Women in the Middle Ages: Church and Medicine. Women in modern history, including twentieth century feminist revolution. The Changing Experience of Women Through History. An investigation into the position of women at different points in history shows us how our society has grown and changed. Often we think of history developing in a straight line. In the early Christian church, there is evidence that women could hold positions of influence equal to men. This was particularly true of followers of Gnostic Christianity in the first and second centuries AD who had female bishops among their communities.
Christian convents in the Middle Ages provided women one alternative to. .
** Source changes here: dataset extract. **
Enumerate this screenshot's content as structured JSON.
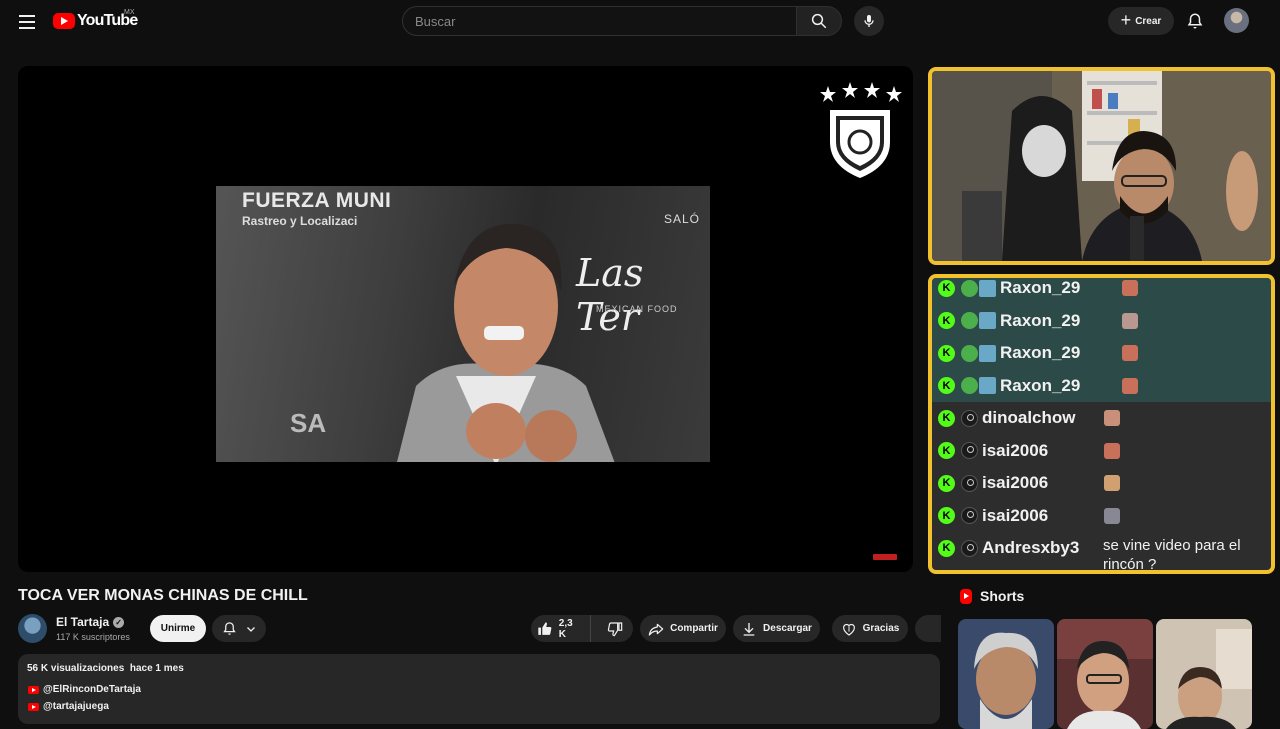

Christian convents in the Middle Ages provided women one alternative to married life. Women in the Middle Ages occupied a number of different social roles. The very concept of "woman" changed in a number of ways during the Middle Ages and several forces influenced women's roles during the period. YouTube Encyclopedic
So many famous women in history deserve to be on this list, so we’re probably going to do the second, third and .
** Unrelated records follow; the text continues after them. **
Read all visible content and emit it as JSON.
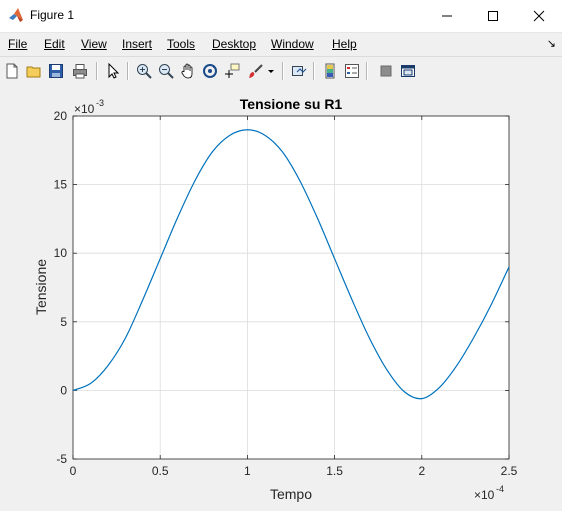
{
  "window": {
    "title": "Figure 1"
  },
  "menu": [
    "File",
    "Edit",
    "View",
    "Insert",
    "Tools",
    "Desktop",
    "Window",
    "Help"
  ],
  "toolbar_icons": [
    "new-figure-icon",
    "open-file-icon",
    "save-icon",
    "print-icon",
    "pointer-icon",
    "zoom-in-icon",
    "zoom-out-icon",
    "pan-icon",
    "rotate-3d-icon",
    "data-cursor-icon",
    "brush-icon",
    "brush-dropdown-icon",
    "link-plot-icon",
    "insert-colorbar-icon",
    "insert-legend-icon",
    "hide-plot-tools-icon",
    "show-plot-tools-icon"
  ],
  "colors": {
    "line": "#0072bd",
    "axes_bg": "#ffffff",
    "figure_bg": "#f0f0f0",
    "grid": "#dcdcdc"
  },
  "chart_data": {
    "type": "line",
    "title": "Tensione su R1",
    "xlabel": "Tempo",
    "ylabel": "Tensione",
    "x_exponent": "-4",
    "y_exponent": "-3",
    "xlim": [
      0,
      2.5
    ],
    "ylim": [
      -5,
      20
    ],
    "xticks": [
      0,
      0.5,
      1,
      1.5,
      2,
      2.5
    ],
    "xtick_labels": [
      "0",
      "0.5",
      "1",
      "1.5",
      "2",
      "2.5"
    ],
    "yticks": [
      -5,
      0,
      5,
      10,
      15,
      20
    ],
    "ytick_labels": [
      "-5",
      "0",
      "5",
      "10",
      "15",
      "20"
    ],
    "grid": true,
    "series": [
      {
        "x": [
          0,
          0.1,
          0.2,
          0.3,
          0.4,
          0.5,
          0.6,
          0.7,
          0.8,
          0.9,
          1.0,
          1.1,
          1.2,
          1.3,
          1.4,
          1.5,
          1.6,
          1.7,
          1.8,
          1.9,
          2.0,
          2.1,
          2.2,
          2.3,
          2.4,
          2.5
        ],
        "y": [
          0,
          0.5,
          1.8,
          3.8,
          6.6,
          9.6,
          12.6,
          15.3,
          17.4,
          18.6,
          19.0,
          18.6,
          17.4,
          15.3,
          12.6,
          9.6,
          6.6,
          3.8,
          1.5,
          -0.1,
          -0.6,
          0.2,
          1.8,
          3.9,
          6.3,
          9.0
        ]
      }
    ]
  }
}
So many famous women in history deserve to be on this list, so we’re probably going to do the second, third and more lists in the future. For now, we’re going to remember 10 female historical figures. The list of these great women includes women’s rights activists, poets, politicians, humanitarians, and scientists. Interestingly, her novels portrayed the lives and morals of the late nineteenth century. Being a representative of upper-class society she knew many of the well-known people of her day, including President Theodore Roosevelt.
Rare early medieval imputations of excessive wordiness to women in general may be found in the Sermons of.For a modern historian’s misrendering, see R. Doehaerdt, The Early Middle Ages in the West, Economy and Society (Amsterdam and New York, 1978), p. 228. Cf.
Rare early medieval imputations of excessive wordiness to women in general may be found in the Sermons of Caesarius of Arles, ed. G. Morin, CChr. Faltonia Proba teaching the history of the world since the Creation through her Cento Vergilianus de laudibus Christi. Women as warriors helping to defend the city from attack. Hunting: the women in the middle is shooting with a bow and arrow, the lady on the left is using a rod to drive game toward the huntress. Female physician caring for a patient. She is dressed in the height of contemporary fashion.
Throughout the Middle Ages, the place of women in society was often dictated by biblical texts. The writings of the apostle Paul, in particular, emphasised men's authority over women, forbidding women from teaching, and instructing them to remain silent. However, the Virgin Mary was a contrast to this negative image: as the mother of Christ, she was the channel through which Christians might be saved. Yet however powerful some women were in the Middle Ages, it is important to remember that the overwhelming majority were not. Most women, even those in privileged circumstances, had little control over the direction their lives took.